The Taylor County Jail has seen a large jump in the amount of daily inmates they house. Back in January of this year, the jail had 511 inmates daily compared to the month of July which has averaged about 585 daily.
Offenders are given the opportunity to set up a payment plan with the court, but many decide they can’t afford it or choose not to pay the fine. Many of these offenders have warrants out for their arrest after not paying and are arrested.
There were about 25 inmates on Thursday sitting out city tickets. Most of those that choose to sit it out are there between two and five days. The county covers $100 per day of the fine. This goes day to day, not 24-hours.
The jail is also currently short-staffed so with additional bodies, comes additional hours. The state requires one jailer per 48 inmates. If the jail is just one inmate over, they have to add an additional officer.
According to administration, there are currently 100 corrections officers on the floor. The jail has room to house 826 inmates, 118 females and 708 males. The county has housed quite a few females lately.
“I have a lot of females, just all of a sudden, the count will go from 85 to 105,” said Chief Terrie Noret, jail administrator. “So it’s not really something you can predict, it just happens.”
The county said that the large influx of inmates is not uncommon. They said when the temperature goes up, crime goes up.
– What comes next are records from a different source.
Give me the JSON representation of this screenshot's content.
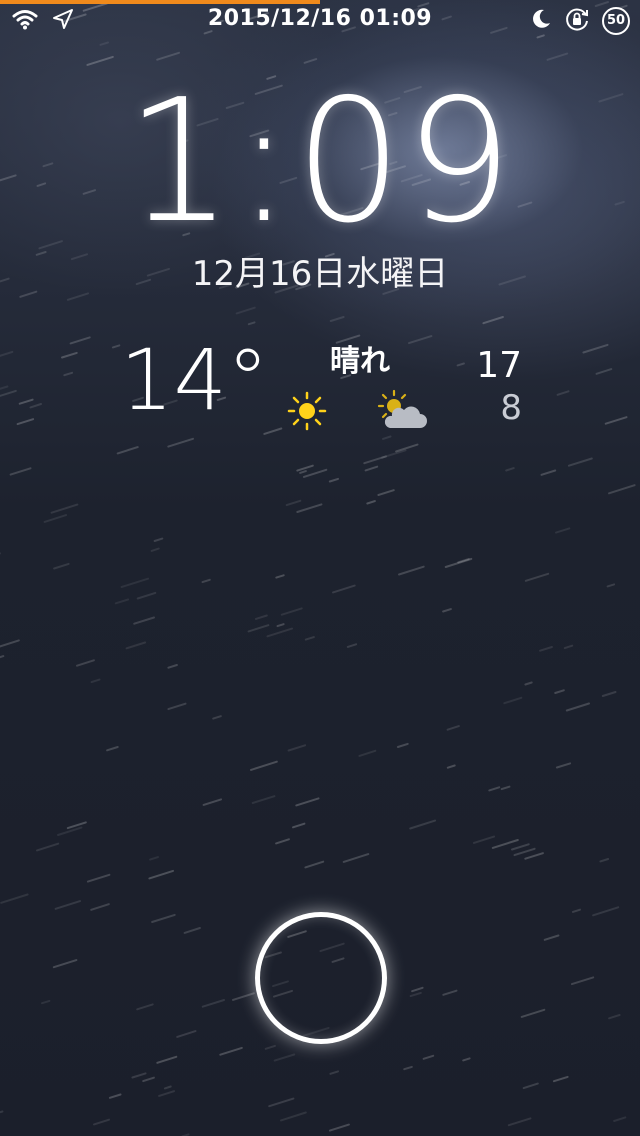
{
  "status_bar": {
    "datetime": "2015/12/16 01:09",
    "battery": "50",
    "icons": [
      "wifi-icon",
      "location-arrow-icon",
      "moon-icon",
      "rotation-lock-icon"
    ]
  },
  "progress": {
    "fraction": 0.5,
    "color": "#f08a1c"
  },
  "lock_screen": {
    "time": "1:09",
    "date": "12月16日水曜日"
  },
  "weather": {
    "current_temp": "14°",
    "condition": "晴れ",
    "forecast_icons": [
      "sun-icon",
      "sun-behind-cloud-icon"
    ],
    "high": "17",
    "low": "8"
  },
  "colors": {
    "accent": "#f08a1c",
    "sun": "#ffd21a",
    "background": "#1b202b"
  }
}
The county did raise the cost it charges the city and other agencies to house inmates to $38 a day. This increase will go into effect in October.